We often hear about the worst, most garish kits ever to disgrace a football pitch; the polyester monstrosities committed in a crime of fashion that were so bad you actually felt sorry for the multi-millionaire rapists forced to wear them.

Yes we’re talking about Coventry’s chocolate brown effort from the 1970s that was strangely reminiscent of a backstreet abortion; Everton’s salmon leap of insanity from the mid-90s; and Norwich’s canary massacre from that same era. All have been widely mocked and shamed.

But what about the shirts that received neither praise nor mockery? The under-rated gems that barely blipped upon our radar at the time because our eyes were stinging from the opposition’s decision to wear tiger-print.
Here are five such beauties……

Wales late-1970s – The Croatia chessboard shows how not to utilize a country’s colours. Here Wales illustrate how it can be done tastefully and with real panache. Yellow and green stripes waterfall down each side and the badge is proudly emblazoned dead centre. Admiral either do kits well or atrociously. This falls into the former category.

From an era when Welsh players had names such as Dai and Leighton instead of Craig and Wayne.

Dundee United early-1980s – Like the classic Dutch kit’s younger brother (it even has a similar, but smaller, emblem) only with having the advantage of being tangerine rather than straightforward orange. This is a Scottish masterpiece. Simple, imposing and stylish – the three criterions of a great football top.

Everton 1966 – White crewneck, the rest a sea of royal blue. EFC in slanted italics. Class should be effortless. This is.

Fiorentina 1996 – Italy; the place where footballers never retire and shirts are given the same chic importance as an Armani collection. This is partly due to the peninsula appreciating the fineries of culture more than most. But also, lets be honest, a football top is not designed for the eleven players on the pitch but to appeal to the thousands of supporters they hope to royally rip off. And in England the shirt manufacturer’s demographic is largely made up of heart-troubling salad-swervers whose main requirements are that it’s available in size XXL and resistant to pie spillage.

In Italy they’re knocking tops out for slim, tanned, scooter-boys who say ‘ciao’ a lot. Hence their efforts are usually slim-line, sexy and aesthetically pleasing.
To be honest we were spoilt for choice here.

But, keeping with our under-rated theme rather than say plump for the classic Inter 60s design, we were left with two from differing eras. The 1980s Palma yellow and blue. Or this modern-day viola dream. Unusually featuring both shirt-maker and badge dead centre and with an understated gold trim. The only way to improve this nifty number would be if club legend Gabriel Batistuta was still around today modelling it, celebrating yet another goal, arms outstretched like a rogue Christ.

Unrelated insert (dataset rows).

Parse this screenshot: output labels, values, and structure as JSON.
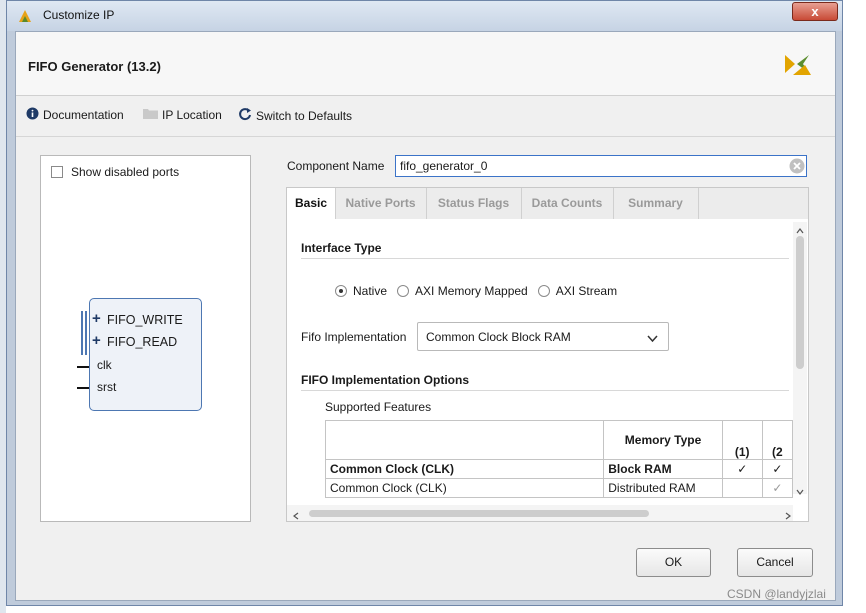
{
  "window": {
    "title": "Customize IP",
    "close_glyph": "x"
  },
  "header": {
    "ip_title": "FIFO Generator (13.2)",
    "logo_icon": "xilinx-logo"
  },
  "toolbar": {
    "documentation": "Documentation",
    "ip_location": "IP Location",
    "switch_defaults": "Switch to Defaults"
  },
  "left_panel": {
    "show_disabled_ports": "Show disabled ports",
    "ports": [
      "FIFO_WRITE",
      "FIFO_READ",
      "clk",
      "srst"
    ]
  },
  "component": {
    "label": "Component Name",
    "value": "fifo_generator_0"
  },
  "tabs": [
    "Basic",
    "Native Ports",
    "Status Flags",
    "Data Counts",
    "Summary"
  ],
  "active_tab": "Basic",
  "basic": {
    "interface_type_heading": "Interface Type",
    "interface_options": [
      "Native",
      "AXI Memory Mapped",
      "AXI Stream"
    ],
    "interface_selected": "Native",
    "fifo_impl_label": "Fifo Implementation",
    "fifo_impl_value": "Common Clock Block RAM",
    "impl_options_heading": "FIFO Implementation Options",
    "supported_features": "Supported Features",
    "table": {
      "col_memory_type": "Memory Type",
      "col_1": "(1)",
      "col_2": "(2",
      "rows": [
        {
          "name": "Common Clock (CLK)",
          "memory": "Block RAM",
          "c1": "✓",
          "c2": "✓",
          "bold": true
        },
        {
          "name": "Common Clock (CLK)",
          "memory": "Distributed RAM",
          "c1": "",
          "c2": "✓",
          "bold": false
        }
      ]
    }
  },
  "buttons": {
    "ok": "OK",
    "cancel": "Cancel"
  },
  "watermark": "CSDN @landyjzlai",
  "colors": {
    "accent": "#3b73c8",
    "ip_block_border": "#4d77b2",
    "logo": "#e2a400"
  }
}
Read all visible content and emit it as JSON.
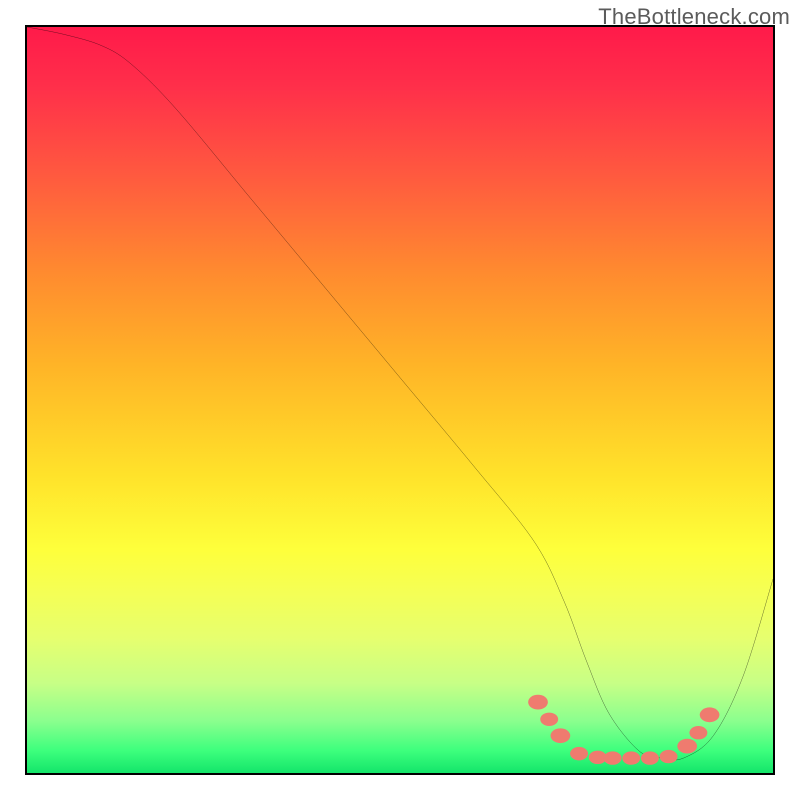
{
  "watermark": "TheBottleneck.com",
  "chart_data": {
    "type": "line",
    "title": "",
    "xlabel": "",
    "ylabel": "",
    "xlim": [
      0,
      100
    ],
    "ylim": [
      0,
      100
    ],
    "series": [
      {
        "name": "curve",
        "color": "#000000",
        "x": [
          0,
          5,
          10,
          14,
          20,
          30,
          40,
          50,
          60,
          68,
          72,
          75,
          78,
          82,
          85,
          88,
          92,
          96,
          100
        ],
        "y": [
          100,
          99,
          97.5,
          95,
          89,
          77,
          65,
          53,
          41,
          31,
          23,
          15,
          8,
          3,
          2,
          2,
          5,
          13,
          26
        ]
      }
    ],
    "markers": {
      "name": "valley-dots",
      "color": "#ef7b6f",
      "points": [
        {
          "x": 68.5,
          "y": 9.5,
          "r": 1.1
        },
        {
          "x": 70.0,
          "y": 7.2,
          "r": 1.0
        },
        {
          "x": 71.5,
          "y": 5.0,
          "r": 1.1
        },
        {
          "x": 74.0,
          "y": 2.6,
          "r": 1.0
        },
        {
          "x": 76.5,
          "y": 2.1,
          "r": 1.0
        },
        {
          "x": 78.5,
          "y": 2.0,
          "r": 1.0
        },
        {
          "x": 81.0,
          "y": 2.0,
          "r": 1.0
        },
        {
          "x": 83.5,
          "y": 2.0,
          "r": 1.0
        },
        {
          "x": 86.0,
          "y": 2.2,
          "r": 1.0
        },
        {
          "x": 88.5,
          "y": 3.6,
          "r": 1.1
        },
        {
          "x": 90.0,
          "y": 5.4,
          "r": 1.0
        },
        {
          "x": 91.5,
          "y": 7.8,
          "r": 1.1
        }
      ]
    }
  }
}
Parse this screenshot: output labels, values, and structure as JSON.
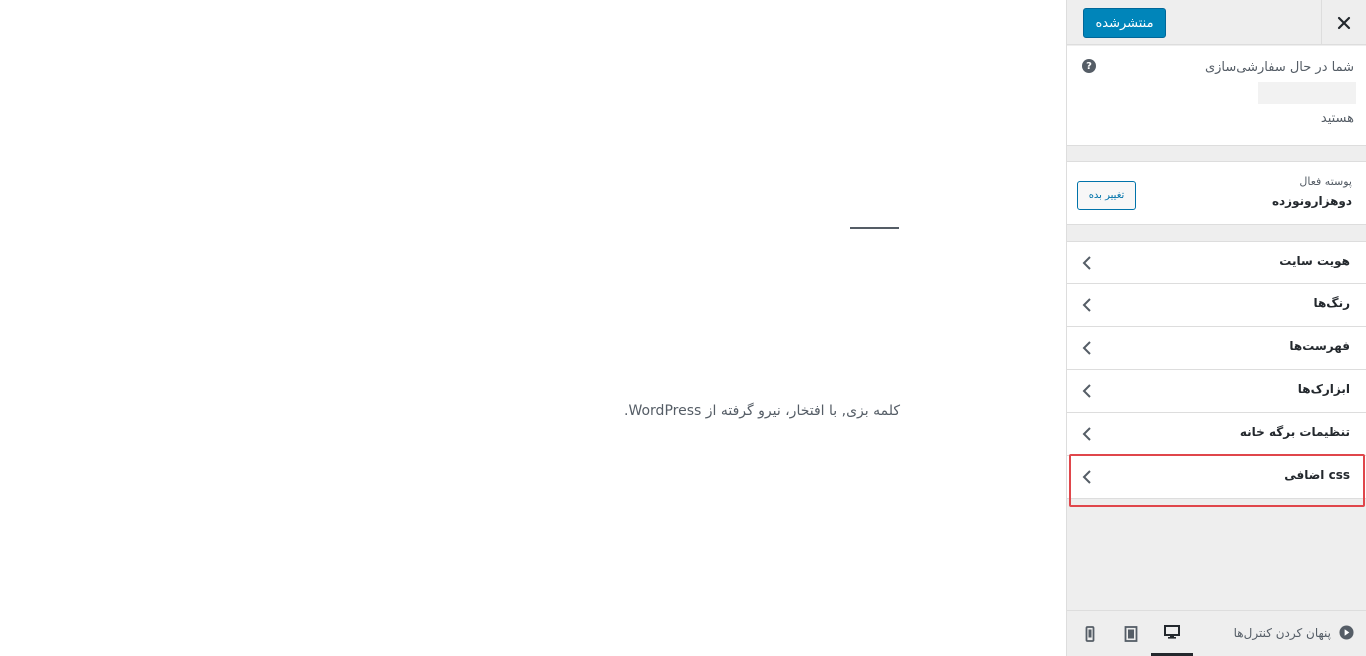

Sweden away 2010 – For decades the Swedish kit were designed by Adidas who always somehow managed to complicate the pleasing hues of yellow and blue into various stripe-infested eyesores. Some, such as their early nineties number, bordered on the gaudy. Thankfully Umbro took over the reigns and pared it all down to classic simplicity. This has reached a zenith with their latest offering and looks particularly striking with the blue away shirt. Cleverly just using the badge, Umbro symbol and hemlines to bring through the yellow. The rest looks plain to a plain man but stylish to the stylish.

And finally one that gives us hope for the others…….

QPR 1980s – Once an under-rated jewel this has now become a cult classic. Sadly this is mostly due to it being worn frequently by the Keith Chegwin of Byronesque wastrels Pete Doherty. But needs must and this deserves its elevation in popularity.
Rarely does a sponsor actually enhance the stylings of a shirt but in this case the emboldened typography of Guinness adds a strong identity to the look. The splashes of red are subtle yet distinct and the overall result gives the impression of a designer who knew exactly what he was setting out to achieve (rather than be the best of several options).

This timeless beauty was too cool to get muddy – which was probably the real reason for the plastic pitch – and far, far too good for the likes of Glenn Roeder.